My ear is driving me crazy, Mary told Walter as they lay together in bed. She knew better by now than to ask him if he heard what she was hearing. She would draw the curtains and he would open them, his shadow draping over her as he turned away from the window. They were in the vacation house he’d bought as a surprise for Mary—there was nothing intervening between it and the ocean. He thought the house would please her since she had fond memories of it from when she was a girl. Mary’s hair had turned to dross, her skin to paper, but even so Walter liked looking at her. What was happening to her was part of his original bargain, including the sorry condition of her teeth and eyes. The sight of Mary still had the power to arouse his desire. Then she would succumb to desire too, panting a little.
While her husband was at work in the city, Mary sat staring at the ocean through the large halfmoon-shaped front window. In the morning the waves were quite large but as the day wore on they grew smaller, almost too small to break, as if some long snakelike creature was tunneling along just below the surface.

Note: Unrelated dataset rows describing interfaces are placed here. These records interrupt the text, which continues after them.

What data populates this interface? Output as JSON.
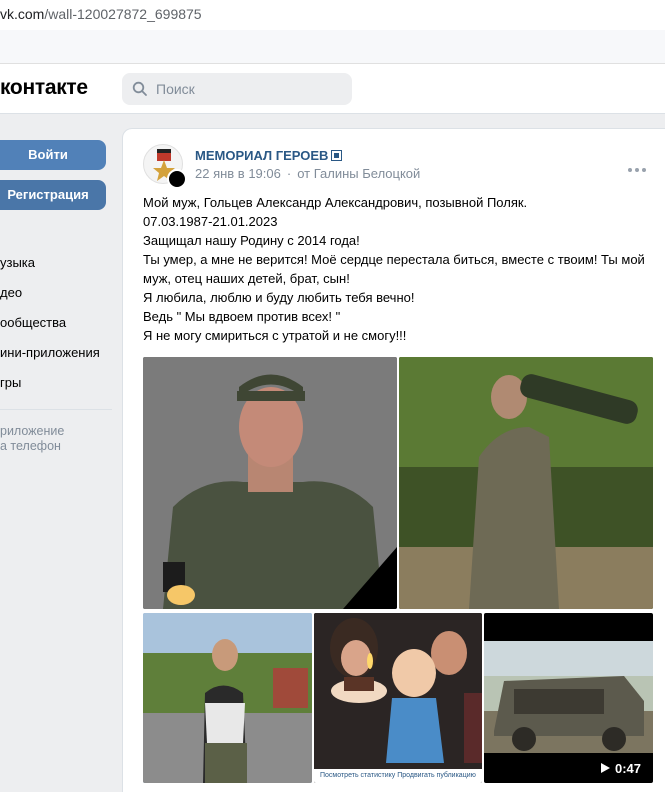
{
  "browser": {
    "url_host": "vk.com",
    "url_path": "/wall-120027872_699875"
  },
  "header": {
    "logo": "контакте",
    "search_placeholder": "Поиск"
  },
  "sidebar": {
    "login_label": "Войти",
    "register_label": "Регистрация",
    "items": [
      {
        "label": "узыка"
      },
      {
        "label": "део"
      },
      {
        "label": "ообщества"
      },
      {
        "label": "ини-приложения"
      },
      {
        "label": "гры"
      }
    ],
    "app_line1": "риложение",
    "app_line2": "а телефон"
  },
  "post": {
    "author": "МЕМОРИАЛ ГЕРОЕВ",
    "date": "22 янв в 19:06",
    "separator": "·",
    "from": "от Галины Белоцкой",
    "text_lines": [
      "Мой муж, Гольцев Александр Александрович, позывной Поляк.",
      "07.03.1987-21.01.2023",
      "Защищал нашу Родину с 2014 года!",
      "Ты умер, а мне не верится! Моё сердце перестала биться, вместе с твоим! Ты мой",
      "муж, отец наших детей, брат, сын!",
      "Я любила, люблю и буду любить тебя вечно!",
      "Ведь \" Мы вдвоем против всех! \"",
      "Я не могу смириться с утратой и не смогу!!!"
    ],
    "photo4_caption": "Посмотреть статистику  Продвигать публикацию",
    "video_duration": "0:47"
  },
  "colors": {
    "vk_blue": "#5181b8",
    "link": "#2a5885",
    "muted": "#818c99",
    "page_bg": "#edeef0"
  }
}
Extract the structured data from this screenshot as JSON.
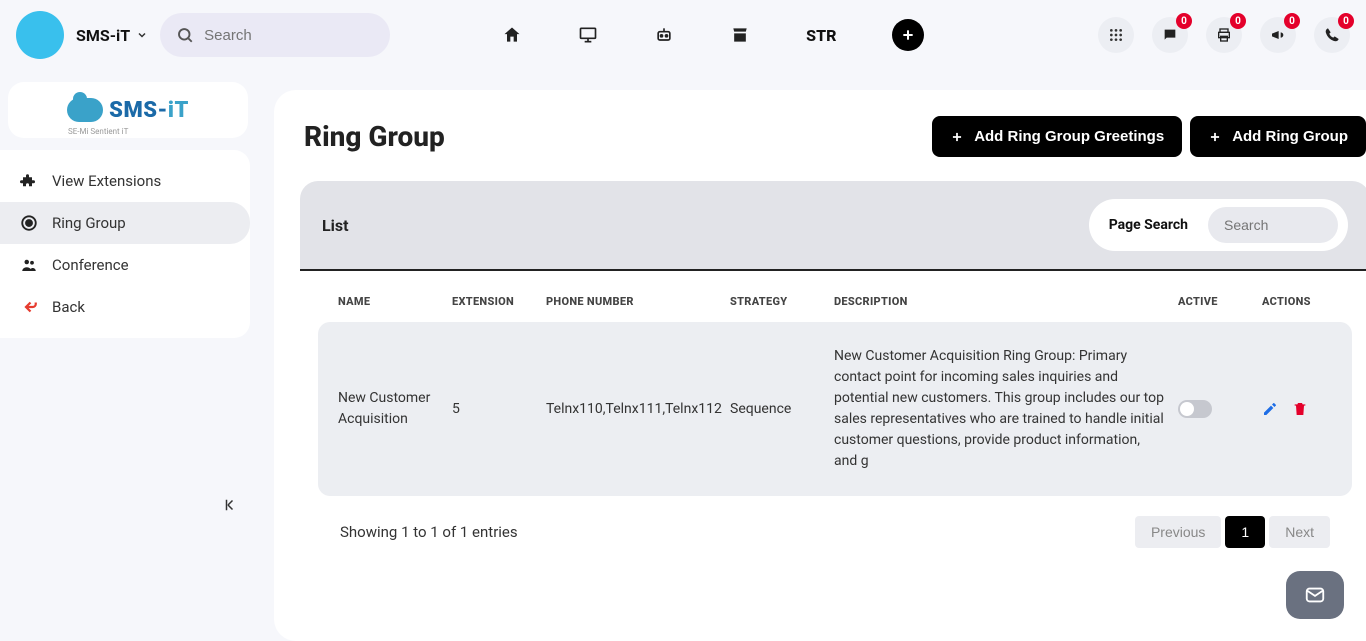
{
  "header": {
    "org_name": "SMS-iT",
    "search_placeholder": "Search",
    "nav": {
      "str": "STR"
    },
    "badges": {
      "chat": "0",
      "print": "0",
      "announce": "0",
      "phone": "0"
    }
  },
  "sidebar": {
    "logo_main": "SMS-",
    "logo_accent": "iT",
    "logo_sub": "SE-Mi Sentient iT",
    "items": [
      {
        "label": "View Extensions"
      },
      {
        "label": "Ring Group"
      },
      {
        "label": "Conference"
      },
      {
        "label": "Back"
      }
    ]
  },
  "page": {
    "title": "Ring Group",
    "btn_greetings": "Add Ring Group Greetings",
    "btn_add": "Add Ring Group",
    "list_label": "List",
    "page_search_label": "Page Search",
    "page_search_placeholder": "Search",
    "columns": {
      "name": "NAME",
      "extension": "EXTENSION",
      "phone": "PHONE NUMBER",
      "strategy": "STRATEGY",
      "description": "DESCRIPTION",
      "active": "ACTIVE",
      "actions": "ACTIONS"
    },
    "rows": [
      {
        "name": "New Customer Acquisition",
        "extension": "5",
        "phone": "Telnx110,Telnx111,Telnx112",
        "strategy": "Sequence",
        "description": "New Customer Acquisition Ring Group: Primary contact point for incoming sales inquiries and potential new customers. This group includes our top sales representatives who are trained to handle initial customer questions, provide product information, and g"
      }
    ],
    "entries_text": "Showing 1 to 1 of 1 entries",
    "pagination": {
      "prev": "Previous",
      "current": "1",
      "next": "Next"
    }
  }
}
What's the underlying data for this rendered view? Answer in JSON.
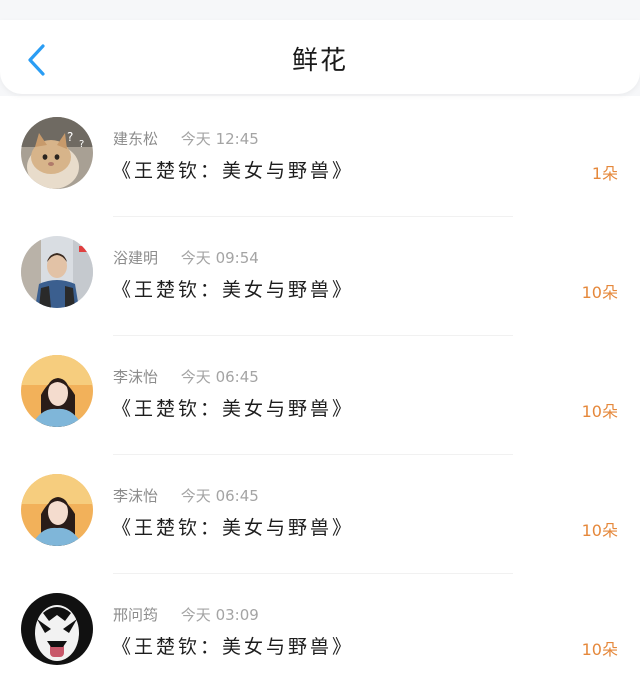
{
  "header": {
    "title": "鲜花",
    "back_icon": "chevron-left-icon",
    "accent_color": "#2a9df4"
  },
  "records": [
    {
      "name": "建东松",
      "time": "今天 12:45",
      "content": "《王楚钦：美女与野兽》",
      "amount": "1朵",
      "avatar": "cat-photo"
    },
    {
      "name": "浴建明",
      "time": "今天 09:54",
      "content": "《王楚钦：美女与野兽》",
      "amount": "10朵",
      "avatar": "man-street-photo"
    },
    {
      "name": "李沫怡",
      "time": "今天 06:45",
      "content": "《王楚钦：美女与野兽》",
      "amount": "10朵",
      "avatar": "woman-photo"
    },
    {
      "name": "李沫怡",
      "time": "今天 06:45",
      "content": "《王楚钦：美女与野兽》",
      "amount": "10朵",
      "avatar": "woman-photo"
    },
    {
      "name": "邢问筠",
      "time": "今天 03:09",
      "content": "《王楚钦：美女与野兽》",
      "amount": "10朵",
      "avatar": "face-paint-photo"
    }
  ],
  "colors": {
    "amount": "#e5883b",
    "meta": "#9a9a9a"
  }
}
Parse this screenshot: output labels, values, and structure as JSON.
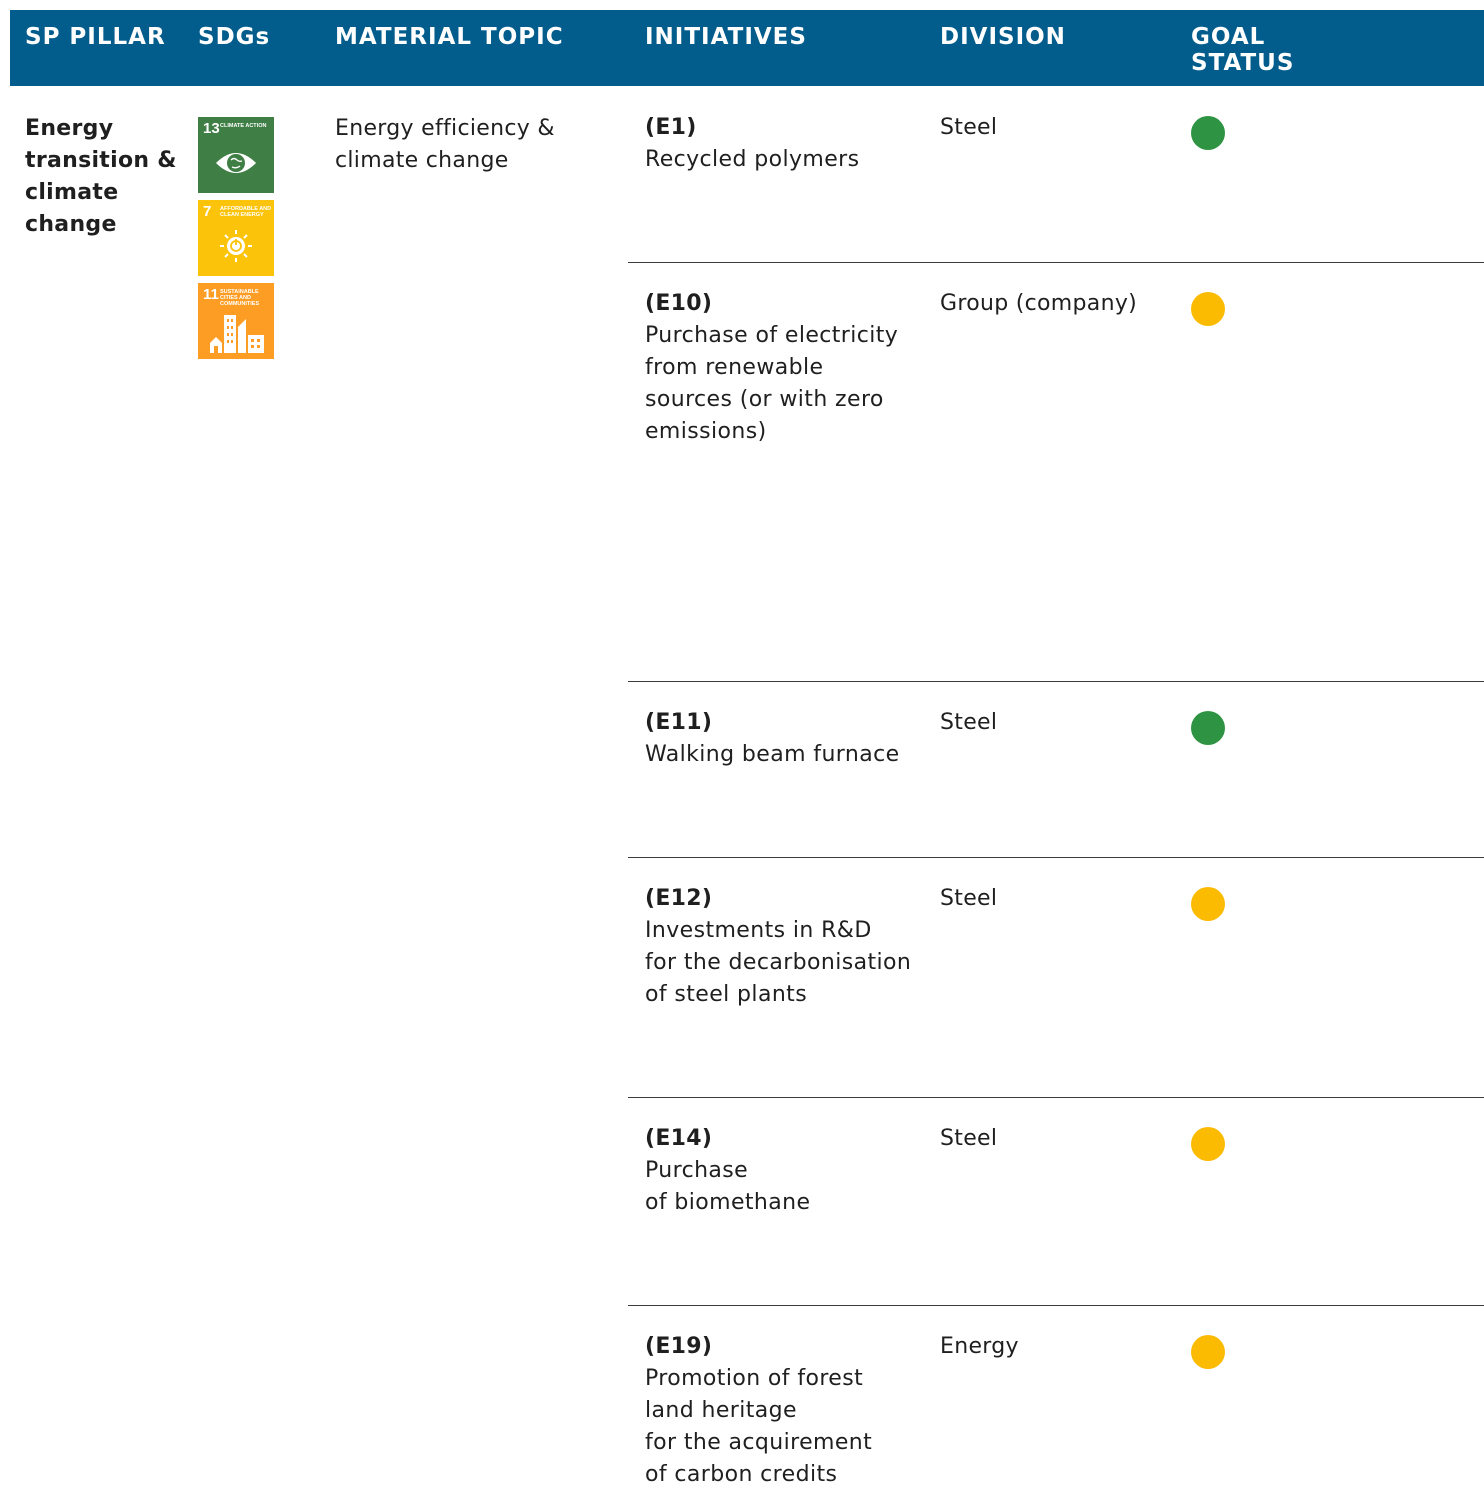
{
  "header": {
    "pillar": "SP PILLAR",
    "sdgs": "SDGs",
    "topic": "MATERIAL TOPIC",
    "initiatives": "INITIATIVES",
    "division": "DIVISION",
    "goal_status_line1": "GOAL",
    "goal_status_line2": "STATUS"
  },
  "pillar": "Energy transition & climate change",
  "material_topic": "Energy efficiency & climate change",
  "sdgs": [
    {
      "number": "13",
      "label": "CLIMATE ACTION",
      "color": "#3f7e44",
      "icon": "eye-globe-icon"
    },
    {
      "number": "7",
      "label": "AFFORDABLE AND CLEAN ENERGY",
      "color": "#fcc30b",
      "icon": "sun-power-icon"
    },
    {
      "number": "11",
      "label": "SUSTAINABLE CITIES AND COMMUNITIES",
      "color": "#fd9d24",
      "icon": "city-buildings-icon"
    }
  ],
  "status_colors": {
    "green": "#2e9443",
    "yellow": "#fbbb00"
  },
  "initiatives": [
    {
      "code": "(E1)",
      "description": "Recycled polymers",
      "division": "Steel",
      "status": "green"
    },
    {
      "code": "(E10)",
      "description": "Purchase of electricity\nfrom renewable\nsources (or with zero\nemissions)",
      "division": "Group (company)",
      "status": "yellow"
    },
    {
      "code": "(E11)",
      "description": "Walking beam furnace",
      "division": "Steel",
      "status": "green"
    },
    {
      "code": "(E12)",
      "description": "Investments in R&D\nfor the decarbonisation\nof steel plants",
      "division": "Steel",
      "status": "yellow"
    },
    {
      "code": "(E14)",
      "description": "Purchase\nof biomethane",
      "division": "Steel",
      "status": "yellow"
    },
    {
      "code": "(E19)",
      "description": "Promotion of forest\nland heritage\nfor the acquirement\nof carbon credits",
      "division": "Energy",
      "status": "yellow"
    }
  ]
}
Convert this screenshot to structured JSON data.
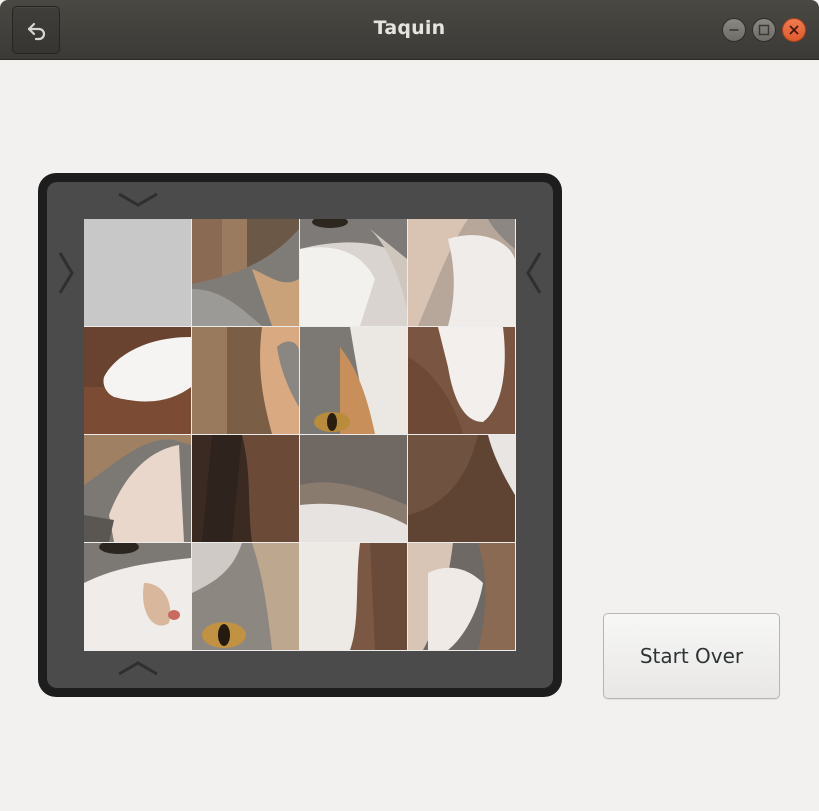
{
  "window": {
    "title": "Taquin",
    "controls": {
      "minimize_icon": "minimize-icon",
      "maximize_icon": "maximize-icon",
      "close_icon": "close-icon"
    }
  },
  "header": {
    "back_icon": "undo-arrow-icon"
  },
  "board": {
    "rows": 4,
    "cols": 4,
    "empty_tile": {
      "row": 0,
      "col": 0
    },
    "move_arrows": [
      "arrow-down",
      "arrow-right",
      "arrow-left",
      "arrow-up"
    ]
  },
  "actions": {
    "start_over_label": "Start Over"
  },
  "colors": {
    "headerbar": "#3f3e3a",
    "background": "#f2f1f0",
    "board_frame": "#1d1d1d",
    "board_inner": "#4b4b4b",
    "close_button": "#e95420",
    "empty_tile": "#c8c8c8"
  }
}
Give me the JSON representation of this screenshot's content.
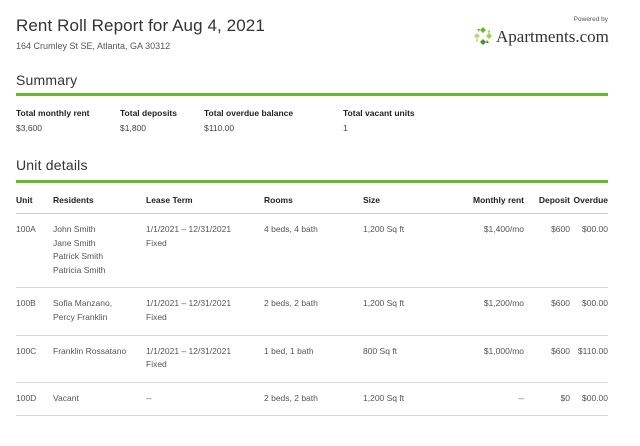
{
  "report": {
    "title": "Rent Roll Report for Aug 4, 2021",
    "address": "164 Crumley St SE, Atlanta, GA 30312"
  },
  "brand": {
    "powered_by": "Powered by",
    "name": "Apartments.com"
  },
  "summary": {
    "title": "Summary",
    "items": [
      {
        "label": "Total monthly rent",
        "value": "$3,600"
      },
      {
        "label": "Total deposits",
        "value": "$1,800"
      },
      {
        "label": "Total overdue balance",
        "value": "$110.00"
      },
      {
        "label": "Total vacant units",
        "value": "1"
      }
    ]
  },
  "units": {
    "title": "Unit details",
    "headers": [
      "Unit",
      "Residents",
      "Lease Term",
      "Rooms",
      "Size",
      "Monthly rent",
      "Deposit",
      "Overdue"
    ],
    "rows": [
      {
        "unit": "100A",
        "residents": [
          "John Smith",
          "Jane Smith",
          "Patrick Smith",
          "Patricia Smith"
        ],
        "lease": [
          "1/1/2021 – 12/31/2021",
          "Fixed"
        ],
        "rooms": "4 beds, 4 bath",
        "size": "1,200 Sq ft",
        "rent": "$1,400/mo",
        "deposit": "$600",
        "overdue": "$00.00"
      },
      {
        "unit": "100B",
        "residents": [
          "Sofia Manzano,",
          "Percy Franklin"
        ],
        "lease": [
          "1/1/2021 – 12/31/2021",
          "Fixed"
        ],
        "rooms": "2 beds, 2 bath",
        "size": "1,200 Sq ft",
        "rent": "$1,200/mo",
        "deposit": "$600",
        "overdue": "$00.00"
      },
      {
        "unit": "100C",
        "residents": [
          "Franklin Rossatano"
        ],
        "lease": [
          "1/1/2021 – 12/31/2021",
          "Fixed"
        ],
        "rooms": "1 bed, 1 bath",
        "size": "800 Sq ft",
        "rent": "$1,000/mo",
        "deposit": "$600",
        "overdue": "$110.00"
      },
      {
        "unit": "100D",
        "residents": [
          "Vacant"
        ],
        "lease": [
          "--"
        ],
        "rooms": "2 beds, 2 bath",
        "size": "1,200 Sq ft",
        "rent": "--",
        "deposit": "$0",
        "overdue": "$00.00"
      }
    ]
  },
  "colors": {
    "accent": "#6ab72d",
    "logo_petals": [
      "#6ab72d",
      "#9ccf4f",
      "#4a8f22",
      "#b7dc78"
    ]
  },
  "icons": {
    "brand_logo": "apartments-logo-icon"
  }
}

The days wore on, all of them; Mary rarely ventured forth into the sun until it had almost set. Sometimes Saint Foy girls would march along the strand two by two in their blue uniforms. Sometimes they would run single file in their bare feet at the water’s edge.
After graduation Blue-Eyes moved back to the city. Mary knew because Walter liked to fill her in on their daughter’s exploits. For some time now she had been working with him; as far as Mary could tell she was doing very well. Occasionally there would be a story on the console involving Blue-Eyes. An [End Page 10] interviewer would be asking her about Walter’s latest project, the two of them standing together in an undisclosed location. Once Mary thought she recognized the koi pool in the park at the end of the street where she grew up. Blue-Eyes was talking about modern marriage, a subject Mary was sure her daughter knew nothing about. Blue-Eyes was explaining that she and the interviewer were standing not far from where her mother and father had met. “My father always said it was love at first sight,” Blue-Eyes was saying. “What about your mother?” the interviewer wanted to know. “Oh, my mother.” Blue-Eyes stared straight into the camera like she knew Mary was watching. “You should ask her.” She went on to say that whatever brought two people together had nothing to do with sex. It had to do with the abyss, the face of the deep, with whatever came before people or animals or life of any kind and what would be left after they were gone.
The way Blue-Eyes was dressed and wore her hair reminded Mary of the caryatids holding the porch roof of the Erechtheion atop their heads as they stared blankly at the wine-dark sea. The caryatids kept on staring even as pieces of their bodies broke off and fell into the water. According to gaze theory, what a...